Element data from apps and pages
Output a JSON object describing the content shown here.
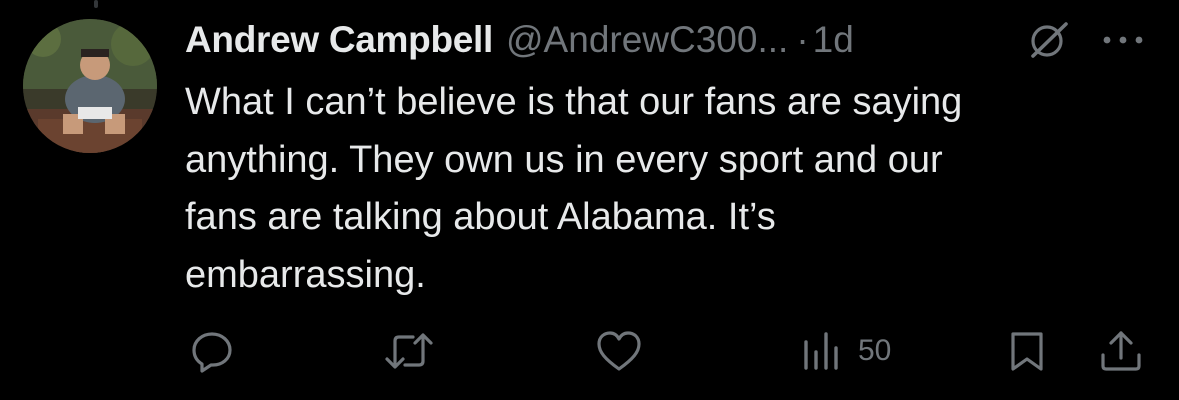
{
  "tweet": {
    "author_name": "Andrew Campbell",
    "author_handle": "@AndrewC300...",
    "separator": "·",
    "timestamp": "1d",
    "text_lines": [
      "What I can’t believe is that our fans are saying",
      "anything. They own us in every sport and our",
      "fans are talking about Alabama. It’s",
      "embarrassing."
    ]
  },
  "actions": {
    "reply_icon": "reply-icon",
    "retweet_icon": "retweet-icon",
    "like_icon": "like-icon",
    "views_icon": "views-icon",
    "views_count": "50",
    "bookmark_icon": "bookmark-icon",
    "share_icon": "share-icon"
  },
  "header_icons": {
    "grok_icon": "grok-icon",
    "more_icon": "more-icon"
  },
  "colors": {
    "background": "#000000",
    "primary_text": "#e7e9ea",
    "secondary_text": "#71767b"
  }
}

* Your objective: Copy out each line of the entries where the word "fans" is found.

* Solution:
      "What I can’t believe is that our fans are saying",
      "fans are talking about Alabama. It’s",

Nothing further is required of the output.